1211 N. Glebe Rd., Arlington 527-7474 Hours: 6:30 a.m. to 10:30 p.m. seven days a week. Prices: Breakfast $1.50 to $6.95; lunch $3.25 to $7.95; dinner, soups and appetizers $1.95 to $5.95; sandwiches and entrees $4.95 to $14.95. Cards: Diners Club, American Express, MasterCard, Visa, Carte Blanche. Nonsmoking section available.

The new combination motel/office building that houses Angelo's is built close to the street at the busy intersection of Glebe Road and Washington Boulevard, an area under such rapid development that the anticipated influx of workers looking for food within walking distance should be good news for local eateries.

Angelo's, although not affiliated with the adjacent Comfort Inn Motel, has the look of a sleepy motel coffee shop or restaurant: striped wallpaper in neutral tones of beige and tan, mauve/brown vinyl booths with long benches, and cherry-stained, oversized butcher block tables.

Unquestionably the best bet on the menu is the fish, which is consistently fresh and moderately priced in the $7 to $8 range. I enjoyed a delicate broiled trout amandine, split and boned, and a nicely grilled salmon fillet, although the mediocre Hollandaise sauce was not a plus. My favorite was the whole baby flounder lightly seasoned with oregano and lemon butter. (I was told, however, that an upcoming menu revision will not include this dish.)

As for the rest of the menu, it's a roll of the dice. The appetizers, for example, are rather ho-hum. The generous portion of three thick slices of smoked salmon for $5.95 is ample enough to share, and sharing is a necessity as the salmon is too salty to finish solo. The batter for the chicken nuggets is nicely peppery, but inside the chopped chicken has an unpleasant processed texture. The onion rings are ordinary. Ditto for the onion soup, which is a regular menu item.

But the daily specials tend to be quite good -- for example, a hearty white bean with bacon soup and a rich chicken noodle. Each dinner comes with a choice of the soup du jour or a fresh but ordinary tossed salad. Take the soup.

There are a few Greek touches inspired by the Greek heritage of Angelo's owner and the chef, such as the light and tasty Athenian omelet with fresh tomatoes, black olives and feta cheese, and a decent Greek salad.
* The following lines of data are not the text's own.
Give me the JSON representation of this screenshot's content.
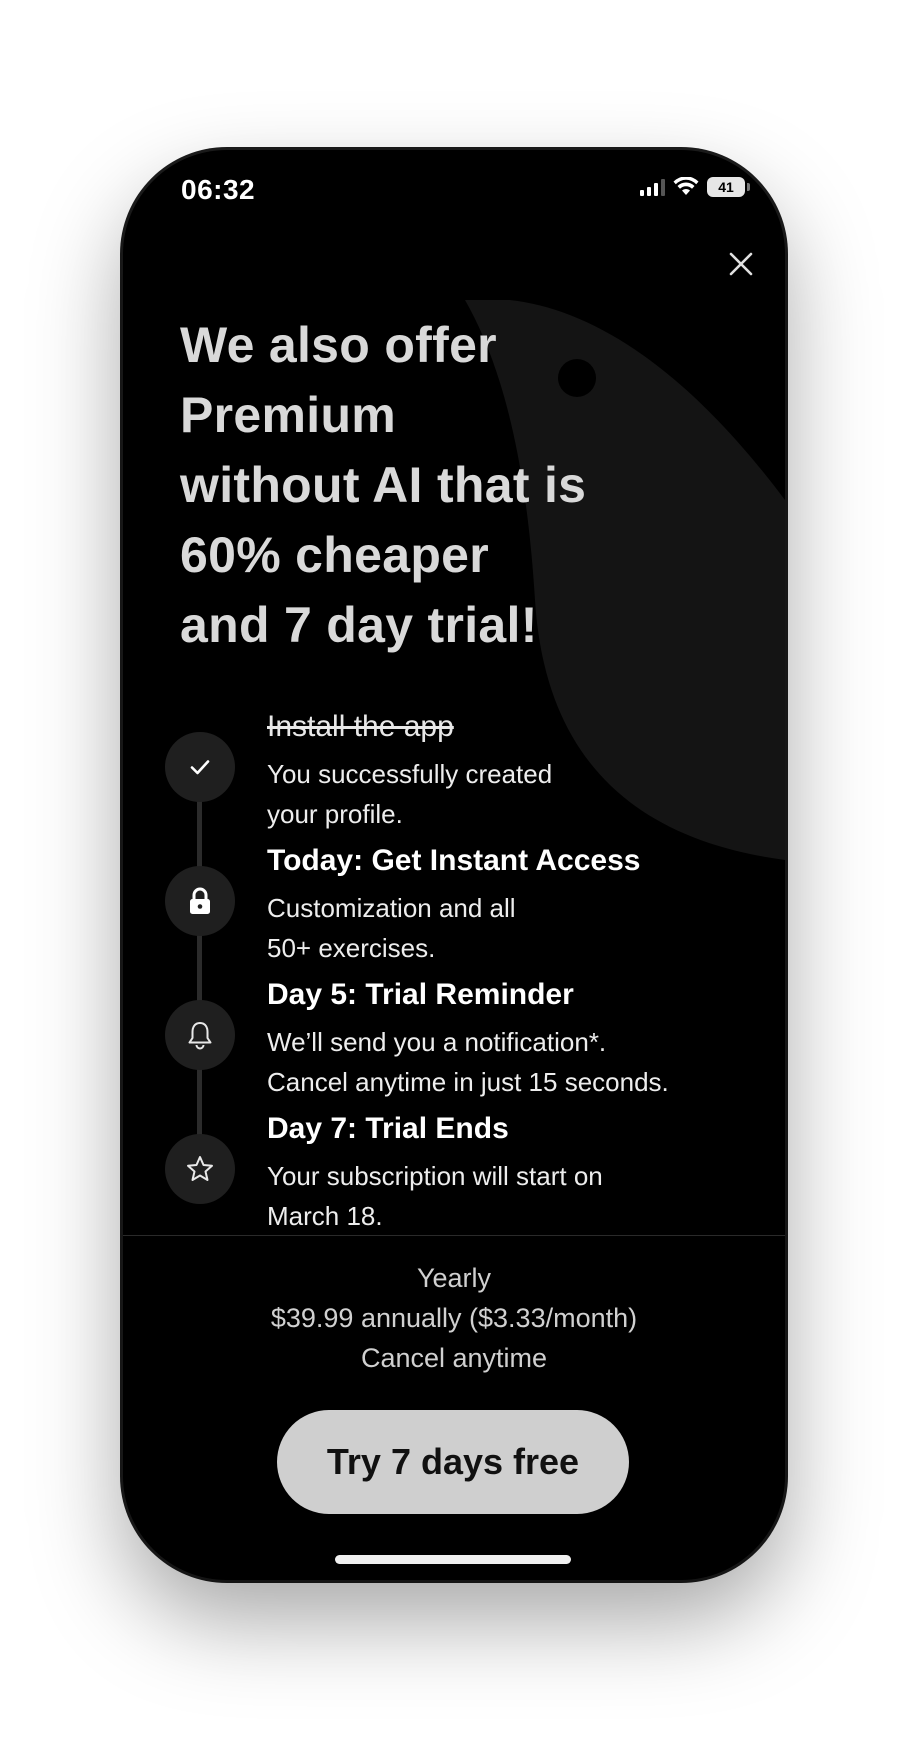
{
  "status_bar": {
    "time": "06:32",
    "battery": "41"
  },
  "headline": [
    "We also offer",
    "Premium",
    "without AI that is",
    "60% cheaper",
    "and 7 day trial!"
  ],
  "timeline": [
    {
      "icon": "checkmark-icon",
      "title": "Install the app",
      "desc": [
        "You successfully created",
        "your profile."
      ],
      "completed": true
    },
    {
      "icon": "lock-icon",
      "title": "Today: Get Instant Access",
      "desc": [
        "Customization and all",
        "50+ exercises."
      ],
      "completed": false
    },
    {
      "icon": "bell-icon",
      "title": "Day 5: Trial Reminder",
      "desc": [
        "We’ll send you a notification*.",
        "Cancel anytime in just 15 seconds."
      ],
      "completed": false
    },
    {
      "icon": "star-icon",
      "title": "Day 7: Trial Ends",
      "desc": [
        "Your subscription will start on",
        "March 18."
      ],
      "completed": false
    }
  ],
  "plan": {
    "name": "Yearly",
    "price": "$39.99 annually ($3.33/month)",
    "note": "Cancel anytime"
  },
  "cta": {
    "label": "Try 7 days free"
  },
  "colors": {
    "background": "#000000",
    "headline": "#d9d9d9",
    "button": "#cfcfcf",
    "icon_circle": "#1f1f1f"
  }
}
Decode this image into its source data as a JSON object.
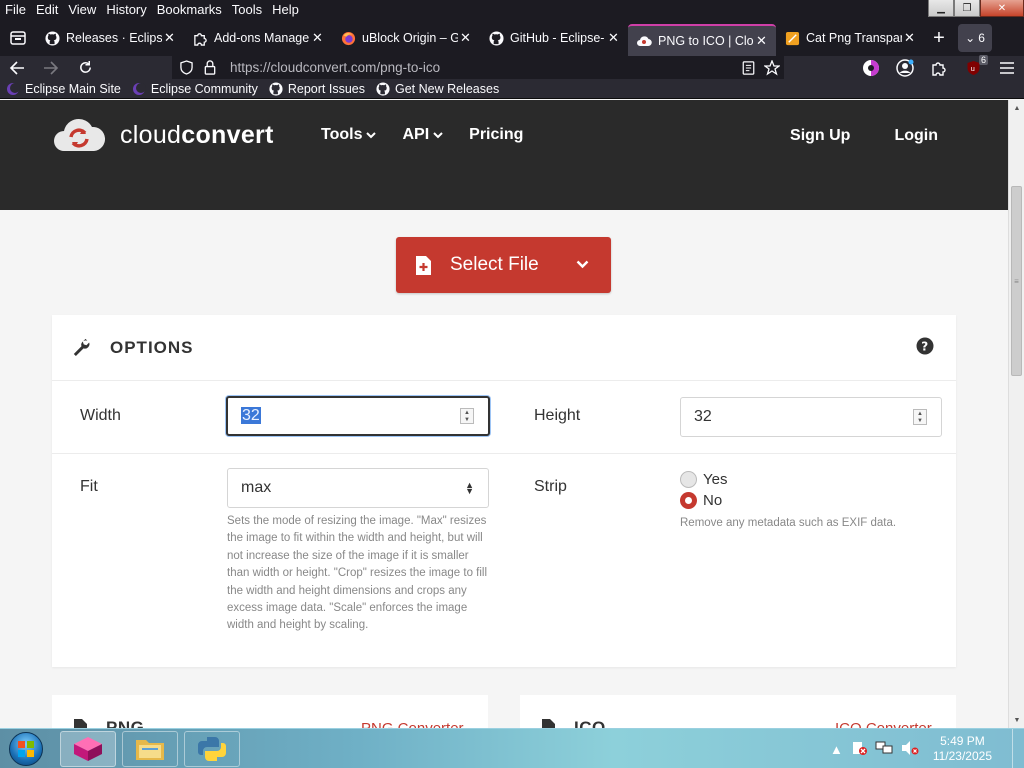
{
  "menubar": {
    "items": [
      "File",
      "Edit",
      "View",
      "History",
      "Bookmarks",
      "Tools",
      "Help"
    ]
  },
  "tabs": [
    {
      "title": "Releases · Eclipse",
      "icon": "github-icon",
      "active": false
    },
    {
      "title": "Add-ons Manager",
      "icon": "puzzle-icon",
      "active": false
    },
    {
      "title": "uBlock Origin – G",
      "icon": "firefox-icon",
      "active": false
    },
    {
      "title": "GitHub - Eclipse-",
      "icon": "github-icon",
      "active": false
    },
    {
      "title": "PNG to ICO | Clou",
      "icon": "cloudconvert-icon",
      "active": true
    },
    {
      "title": "Cat Png Transpar",
      "icon": "image-icon",
      "active": false
    }
  ],
  "tab_count": "6",
  "navbar": {
    "url": "https://cloudconvert.com/png-to-ico",
    "extension_badge": "6"
  },
  "bookmarks": [
    {
      "label": "Eclipse Main Site",
      "icon": "eclipse-icon"
    },
    {
      "label": "Eclipse Community",
      "icon": "eclipse-icon"
    },
    {
      "label": "Report Issues",
      "icon": "github-icon"
    },
    {
      "label": "Get New Releases",
      "icon": "github-icon"
    }
  ],
  "site": {
    "logo_light": "cloud",
    "logo_bold": "convert",
    "nav": [
      {
        "label": "Tools",
        "has_dropdown": true
      },
      {
        "label": "API",
        "has_dropdown": true
      },
      {
        "label": "Pricing",
        "has_dropdown": false
      }
    ],
    "sign_up": "Sign Up",
    "login": "Login",
    "select_file": "Select File"
  },
  "options": {
    "title": "OPTIONS",
    "width_label": "Width",
    "width_value": "32",
    "height_label": "Height",
    "height_value": "32",
    "fit_label": "Fit",
    "fit_value": "max",
    "fit_help": "Sets the mode of resizing the image. \"Max\" resizes the image to fit within the width and height, but will not increase the size of the image if it is smaller than width or height. \"Crop\" resizes the image to fill the width and height dimensions and crops any excess image data. \"Scale\" enforces the image width and height by scaling.",
    "strip_label": "Strip",
    "strip_yes": "Yes",
    "strip_no": "No",
    "strip_selected": "No",
    "strip_help": "Remove any metadata such as EXIF data."
  },
  "converters": [
    {
      "title": "PNG",
      "link": "PNG Converter"
    },
    {
      "title": "ICO",
      "link": "ICO Converter"
    }
  ],
  "taskbar": {
    "time": "5:49 PM",
    "date": "11/23/2025"
  },
  "colors": {
    "accent_red": "#c5392f",
    "hero_dark": "#2a2a2a",
    "tab_highlight": "#cf3fa8"
  }
}
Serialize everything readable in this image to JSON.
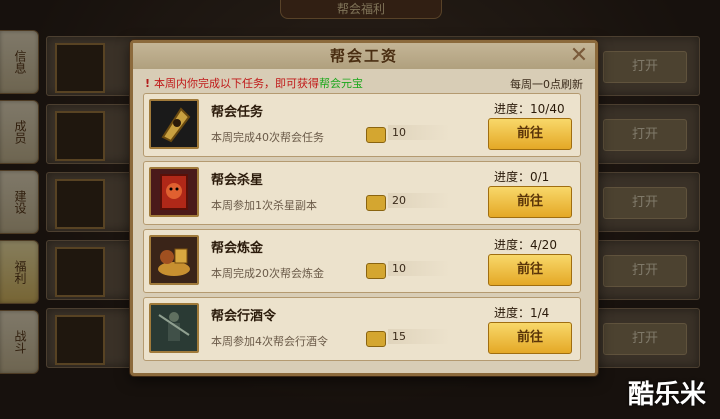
{
  "background": {
    "title": "帮会福利",
    "side_tabs": [
      "信息",
      "成员",
      "建设",
      "福利",
      "战斗"
    ],
    "active_tab": 3,
    "row_button": "打开"
  },
  "modal": {
    "title": "帮会工资",
    "notice_prefix": "本周内你完成以下任务，即可获得",
    "notice_highlight": "帮会元宝",
    "refresh": "每周一0点刷新",
    "go_label": "前往",
    "tasks": [
      {
        "name": "帮会任务",
        "desc": "本周完成40次帮会任务",
        "reward": "10",
        "progress": "进度：10/40",
        "icon": "medal-icon"
      },
      {
        "name": "帮会杀星",
        "desc": "本周参加1次杀星副本",
        "reward": "20",
        "progress": "进度：0/1",
        "icon": "demon-banner-icon"
      },
      {
        "name": "帮会炼金",
        "desc": "本周完成20次帮会炼金",
        "reward": "10",
        "progress": "进度：4/20",
        "icon": "gold-treasure-icon"
      },
      {
        "name": "帮会行酒令",
        "desc": "本周参加4次帮会行酒令",
        "reward": "15",
        "progress": "进度：1/4",
        "icon": "warrior-figure-icon"
      }
    ]
  },
  "watermark": "酷乐米"
}
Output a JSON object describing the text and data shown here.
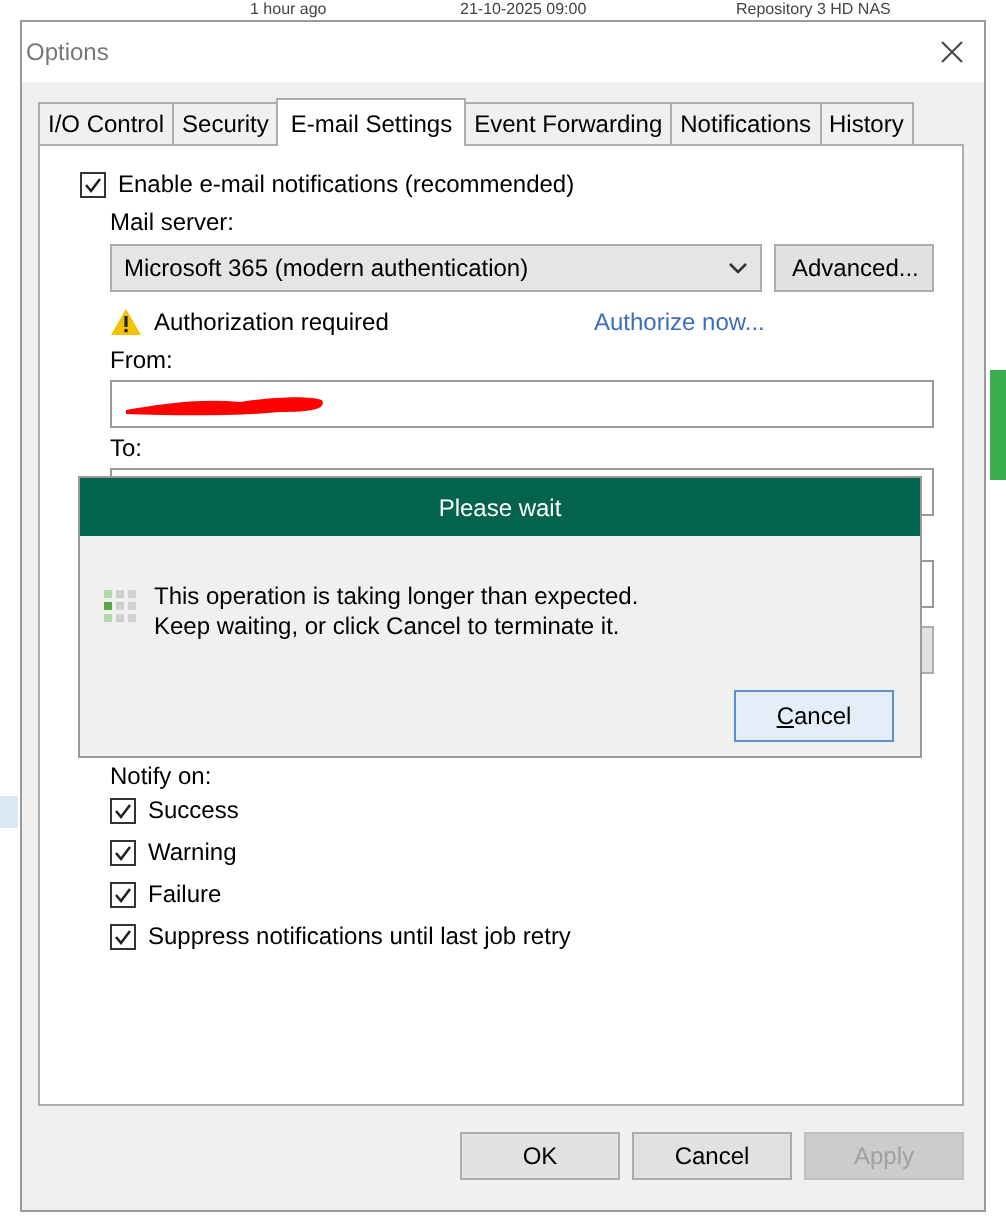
{
  "background": {
    "cells": [
      "1 hour ago",
      "21-10-2025 09:00",
      "Repository 3 HD NAS"
    ]
  },
  "window": {
    "title": "Options"
  },
  "tabs": [
    {
      "label": "I/O Control",
      "selected": false
    },
    {
      "label": "Security",
      "selected": false
    },
    {
      "label": "E-mail Settings",
      "selected": true
    },
    {
      "label": "Event Forwarding",
      "selected": false
    },
    {
      "label": "Notifications",
      "selected": false
    },
    {
      "label": "History",
      "selected": false
    }
  ],
  "email": {
    "enable": {
      "label": "Enable e-mail notifications (recommended)",
      "checked": true
    },
    "mail_server_label": "Mail server:",
    "mail_server": "Microsoft 365 (modern authentication)",
    "advanced_button": "Advanced...",
    "auth_warning": "Authorization required",
    "authorize_link": "Authorize now...",
    "from_label": "From:",
    "to_label": "To:",
    "notify_label": "Notify on:",
    "notify": [
      {
        "label": "Success",
        "checked": true
      },
      {
        "label": "Warning",
        "checked": true
      },
      {
        "label": "Failure",
        "checked": true
      },
      {
        "label": "Suppress notifications until last job retry",
        "checked": true
      }
    ]
  },
  "buttons": [
    {
      "label": "OK",
      "disabled": false
    },
    {
      "label": "Cancel",
      "disabled": false
    },
    {
      "label": "Apply",
      "disabled": true
    }
  ],
  "wait_dialog": {
    "title": "Please wait",
    "message_lines": [
      "This operation is taking longer than expected.",
      "Keep waiting, or click Cancel to terminate it."
    ],
    "cancel_button": "Cancel"
  }
}
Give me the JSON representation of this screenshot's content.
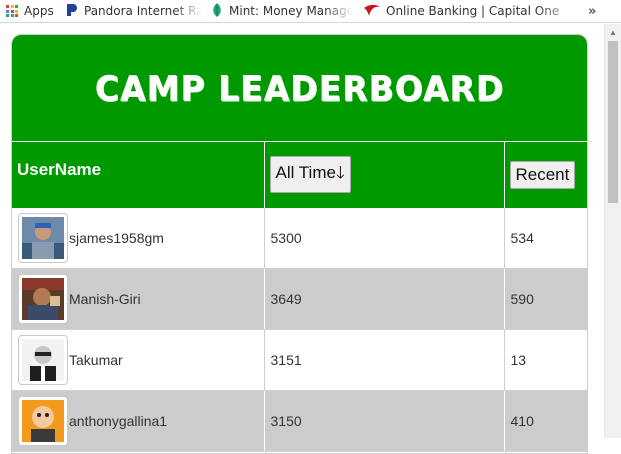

Unfortunately, the nicely cooked beef shish kebab had been overmarinated, giving the meat a strong aftertaste and mushy texture.

A better beef choice was a special of barbecued baby spare ribs with the tenderness and flavor of well-done pot roast. The sauce was sweet with a faint tang of vinegar.

Gravy turns up where you least expect it, such as the commercial-tasting goo on the shish kebab. On the other hand, the gravy with onions and green peppers was a pleasant twist to the pan-fried calf's liver, which generally was tender although slightly overdone.

Two Italian-style chicken dishes were disappointing. The chicken breasts bathed in a gentle Marsala wine sauce with mushrooms, and the batter-dipped chicken doratti laced with lemon butter, suffered from tasteless meat.

The red meat sauce on a side dish of spaghetti had an unusual taste -- more like apricots than tomatoes.

Of the desserts, all made elsewhere, the ice cream mud pie and the German chocolate cake are safe choices. The hot apple pie had a breadlike crust and an institutional-tasting apple filling.

While the service is friendly and generally competent, the kitchen does not produce consistently good results. Nonetheless, there is a core of good dishes that might make Angelo's a convenient stop for workers and residents in the immediate area.